The URL should be something like this (maybe a different port):
http://localhost:49230/NorthwindTestService.svc/

And you should see XML in ATOM format like this:

  <atom:title>Default</atom:title>
- <collection href="Customers">
  <atom:title>Customers</atom:title>
  </collection>
- <collection href="Order_Details">
  <atom:title>Order_Details</atom:title>
  </collection>
- <collection href="Orders">
  <atom:title>Orders</atom:title>
  </collection>
  </workspace>
  </service>

Now the fun starts. Let's look at the customers:

http://localhost:49230/NorthwindTestService.svc/Customers

You will see a list in ATOM format of all the customers in your Customers table. Now look at just one customer:

http://localhost:49230/NorthwindTestService.svc/Customers('ALFKI')

Now all the orders for that customer (careful it is case sensitive):

http://localhost:49230/NorthwindTestService.svc/Customers('ALFKI')/Orders

Now one order:

http://localhost:49230/NorthwindTestService.svc/Customers('ALFKI')/Orders(10643)

You get the idea. You can even filter inside of the URI with some rudimentary WHERE clauses.

Now you can also bind this data via client side JavaScript to a GridView, a SilverLight Grid, or a 3rd party control like Telerik's RAD Grid.

posted on Monday, August 18, 2008 4:10:17 PM (Eastern Daylight Time, UTC-04:00)  #    Comments [2] Trackback
# Friday, August 01, 2008

One month from today I leave for my 4th trip to Nepal and my second trip to Mt. Everest Base Camp. I am the expedition leader (wow!) and we will climb up Kala Pattar (19,000') in route. I helped raise money for charity on this trip (over $12,000 raised for computers for inner city schools) and will be blogging about the trip for the kids from Nepal.

I am off for a week of training in South America at altitude (and some R&R too). Back blogging in mid-August.
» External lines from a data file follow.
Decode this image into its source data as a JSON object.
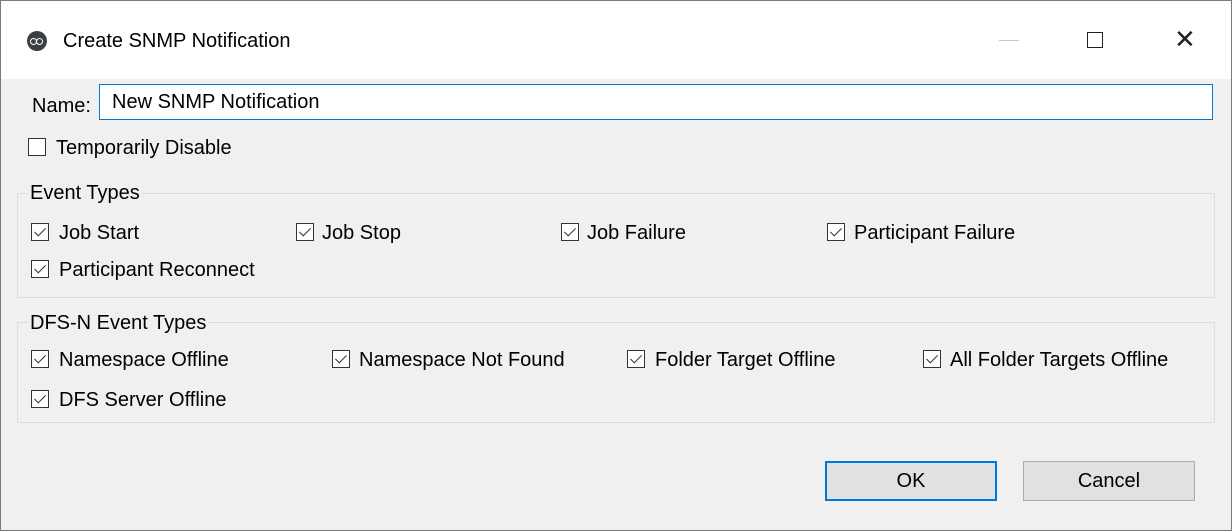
{
  "window": {
    "title": "Create SNMP Notification",
    "icon": "peer-app-icon",
    "controls": {
      "minimize": "—",
      "maximize": "☐",
      "close": "✕"
    }
  },
  "name_field": {
    "label": "Name:",
    "value": "New SNMP Notification"
  },
  "temporarily_disable": {
    "label": "Temporarily Disable",
    "checked": false
  },
  "event_types": {
    "title": "Event Types",
    "items": [
      {
        "label": "Job Start",
        "checked": true
      },
      {
        "label": "Job Stop",
        "checked": true
      },
      {
        "label": "Job Failure",
        "checked": true
      },
      {
        "label": "Participant Failure",
        "checked": true
      },
      {
        "label": "Participant Reconnect",
        "checked": true
      }
    ]
  },
  "dfsn_event_types": {
    "title": "DFS-N Event Types",
    "items": [
      {
        "label": "Namespace Offline",
        "checked": true
      },
      {
        "label": "Namespace Not Found",
        "checked": true
      },
      {
        "label": "Folder Target Offline",
        "checked": true
      },
      {
        "label": "All Folder Targets Offline",
        "checked": true
      },
      {
        "label": "DFS Server Offline",
        "checked": true
      }
    ]
  },
  "buttons": {
    "ok": "OK",
    "cancel": "Cancel"
  },
  "colors": {
    "accent": "#0078d7",
    "dialog_bg": "#f0f0f0",
    "titlebar_bg": "#ffffff"
  }
}
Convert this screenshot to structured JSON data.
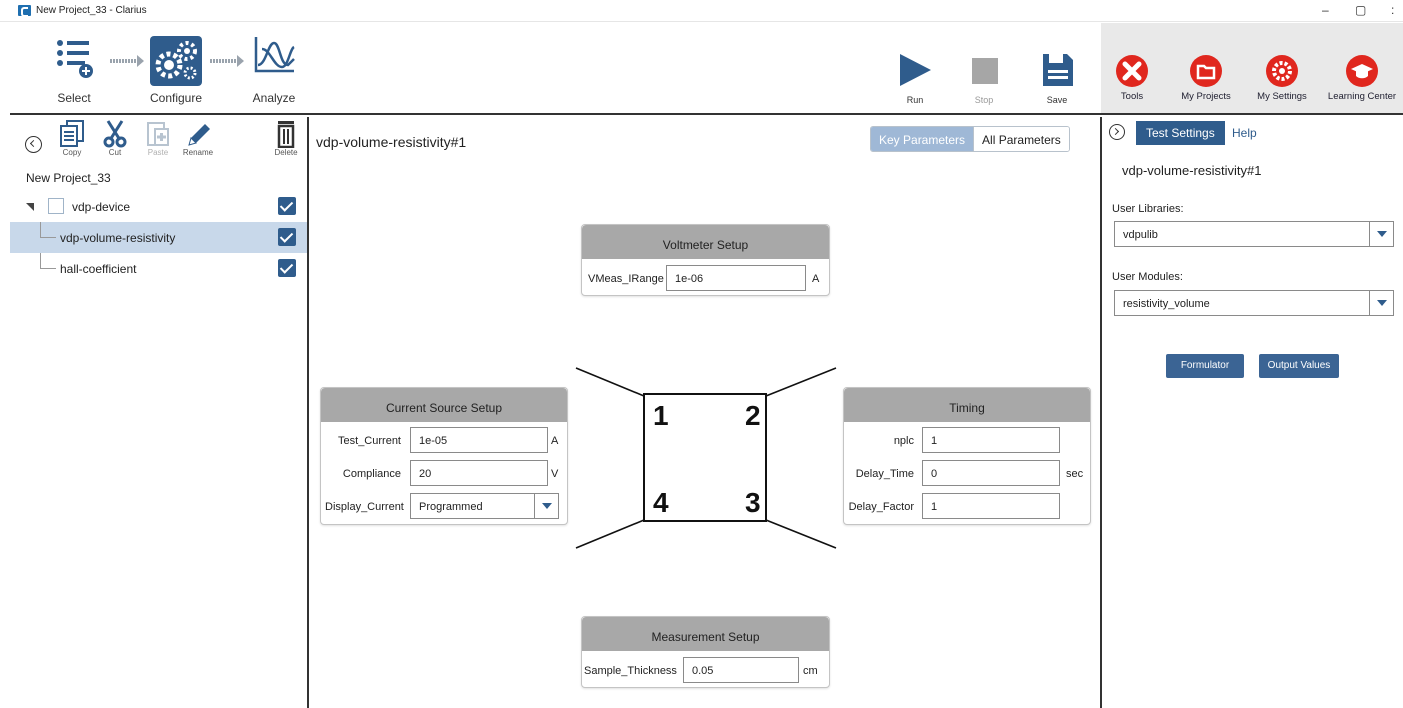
{
  "window": {
    "title": "New Project_33 - Clarius",
    "controls": [
      "–",
      "▢",
      ":"
    ]
  },
  "workflow": [
    {
      "label": "Select",
      "icon": "list-add-icon"
    },
    {
      "label": "Configure",
      "icon": "gears-icon"
    },
    {
      "label": "Analyze",
      "icon": "graph-icon"
    }
  ],
  "run_controls": [
    {
      "label": "Run",
      "icon": "play-icon",
      "color": "#2f5c8c"
    },
    {
      "label": "Stop",
      "icon": "stop-icon",
      "color": "#a6a6a6"
    },
    {
      "label": "Save",
      "icon": "save-icon",
      "color": "#2f5c8c"
    }
  ],
  "app_menu": [
    {
      "label": "Tools",
      "icon": "wrench-icon"
    },
    {
      "label": "My Projects",
      "icon": "folder-icon"
    },
    {
      "label": "My Settings",
      "icon": "gear-icon"
    },
    {
      "label": "Learning Center",
      "icon": "graduation-cap-icon"
    }
  ],
  "left_toolbar": [
    {
      "label": "Copy",
      "icon": "copy-icon",
      "enabled": true
    },
    {
      "label": "Cut",
      "icon": "scissors-icon",
      "enabled": true
    },
    {
      "label": "Paste",
      "icon": "paste-icon",
      "enabled": false
    },
    {
      "label": "Rename",
      "icon": "pencil-icon",
      "enabled": true
    },
    {
      "label": "Delete",
      "icon": "trash-icon",
      "enabled": true
    }
  ],
  "project": {
    "name": "New Project_33",
    "tree": [
      {
        "label": "vdp-device",
        "checked": true
      },
      {
        "label": "vdp-volume-resistivity",
        "checked": true,
        "selected": true
      },
      {
        "label": "hall-coefficient",
        "checked": true
      }
    ]
  },
  "center": {
    "title": "vdp-volume-resistivity#1",
    "toggle": {
      "key": "Key Parameters",
      "all": "All Parameters"
    },
    "voltmeter": {
      "title": "Voltmeter Setup",
      "fields": [
        {
          "label": "VMeas_IRange",
          "value": "1e-06",
          "unit": "A"
        }
      ]
    },
    "current_source": {
      "title": "Current Source Setup",
      "fields": [
        {
          "label": "Test_Current",
          "value": "1e-05",
          "unit": "A"
        },
        {
          "label": "Compliance",
          "value": "20",
          "unit": "V"
        },
        {
          "label": "Display_Current",
          "value": "Programmed",
          "unit": ""
        }
      ]
    },
    "timing": {
      "title": "Timing",
      "fields": [
        {
          "label": "nplc",
          "value": "1",
          "unit": ""
        },
        {
          "label": "Delay_Time",
          "value": "0",
          "unit": "sec"
        },
        {
          "label": "Delay_Factor",
          "value": "1",
          "unit": ""
        }
      ]
    },
    "measurement": {
      "title": "Measurement Setup",
      "fields": [
        {
          "label": "Sample_Thickness",
          "value": "0.05",
          "unit": "cm"
        }
      ]
    },
    "sample_terminals": [
      "1",
      "2",
      "4",
      "3"
    ]
  },
  "right": {
    "tabs": [
      "Test Settings",
      "Help"
    ],
    "title": "vdp-volume-resistivity#1",
    "user_libraries_label": "User Libraries:",
    "user_libraries_value": "vdpulib",
    "user_modules_label": "User Modules:",
    "user_modules_value": "resistivity_volume",
    "buttons": [
      "Formulator",
      "Output Values"
    ]
  },
  "colors": {
    "accent": "#2f5c8c",
    "danger": "#e0271e",
    "selection": "#c8d8ea",
    "card_header": "#a8a8a8"
  }
}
Stay tuned...

posted on Friday, August 01, 2008 8:25:49 AM (Eastern Daylight Time, UTC-04:00)  #    Comments [1] Trackback